This floor also has two rooms fully dedicated to early Kerala household and daily use items. This includes things used in home and kitchen, tools for fishing and agriculture, also the hat worn by farmers. The models of some of the temples in Kerala like that of Lord Krishna Temple, Tirukkulasekharapuram are also exhibited here.
Once we go through all these items and their details, we can move to the first floor of the palace, which has the same type of floor and ceiling as the ground floor. But the first floor differs from the ground floor in the type of windows. The windows here are bigger and are glass panelled to allow maximum light to enter the beautiful structure. Also, it ensures air circulation and the availability of fresh air inside the palace throughout the day. The items which are housed there are also different from those on the ground floor. The floor is entirely dedicated to the murals and is now a mural art museum and study centre.

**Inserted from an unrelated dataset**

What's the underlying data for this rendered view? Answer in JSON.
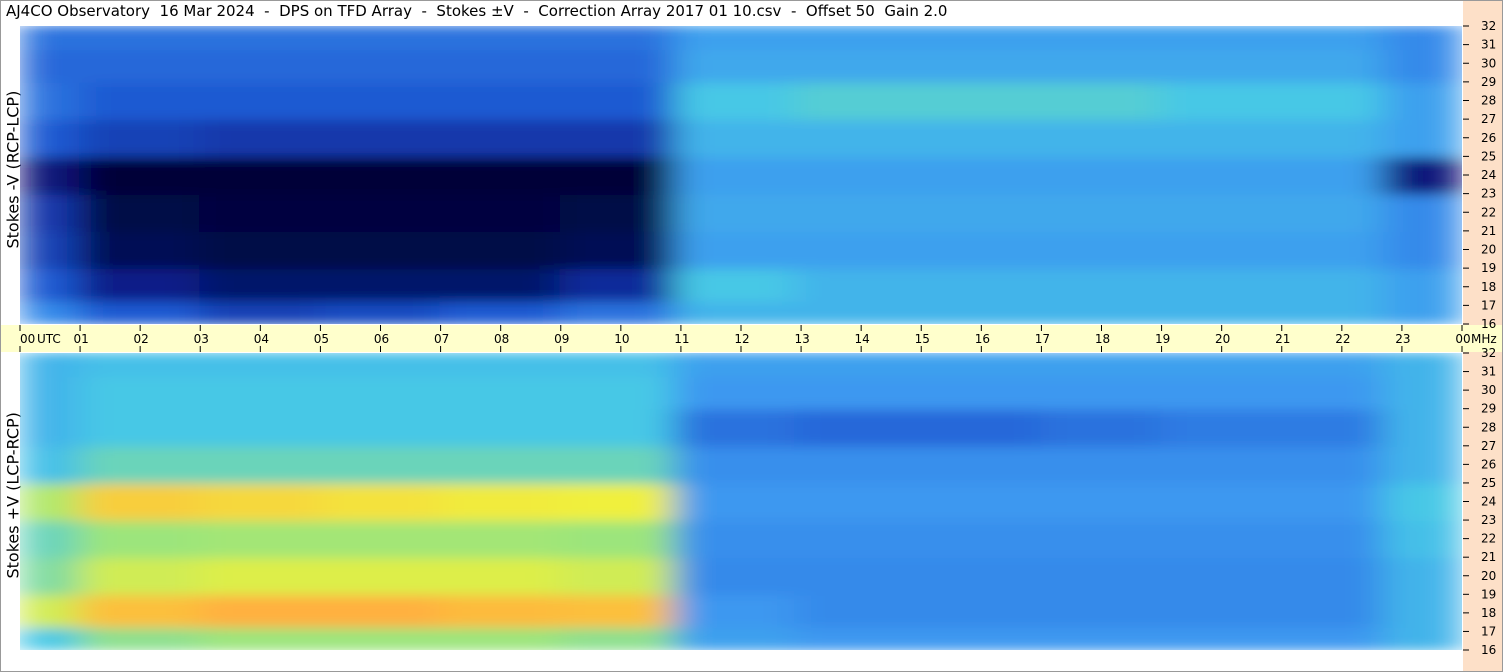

This is the only Mural Art Museum under the department. In 2005 the archaeological museum which was there in the Kollamkode Palace was shifted to the Shakthan Thampuran Palace and Kollamkode House became a place dedicated mainly for mural arts. The then government also shifted to this palace the Mural Art Centre under the department. Here the murals exhibited are those which decorated the walls of not just Kerala temples and palaces but also those on church walls and caves like Ajanta.
The themes of these drawings vary from Ramayana and Mahabharata to Catholic and Buddhist stories. The source of these pictures also varies from Ajanta caves in Maharashtra to Mattancherry Palace. Some of the notable examples of these murals are the indirect depiction of Lord Krishna lifting Govardhana hill, Lord Ram and Sita in hermitage of Panchavadi with Laxmana, three Magi from the east arriving at the news of divine birth, depiction of aquatic animals, the family deity of Thripunithura Kovilakam- The Santhana Gopalakrishnan on Anandasana and Padma Pani Bodhisattva.
This floor has also a room dedicated to Vasudeva Raja. The room has photographs of Vasudeva Raja and mirror paintings of Vasudeva Raja and Lady Vasudeva Raja. It also has the Royal Coat, Methiyadi and Turban of Vasudeva Raja. These are items which were handed over to the government by the Royal family.
As a part of creating awareness among the masses and also to popularize the rich Kerala culture, the museum authority now comes up with plans to take the museum en masse to the general public. They now allow photo shoot and even videos outside the palace, in the beautifully managed gardens. Though the aim of popularizing the ancient culture and rich past has not been fully achieved yet, people are now interested to come here and feel the tradition of the glorious past. They take the beauty of this alluring palace and its premises to the outside world through photos and videos.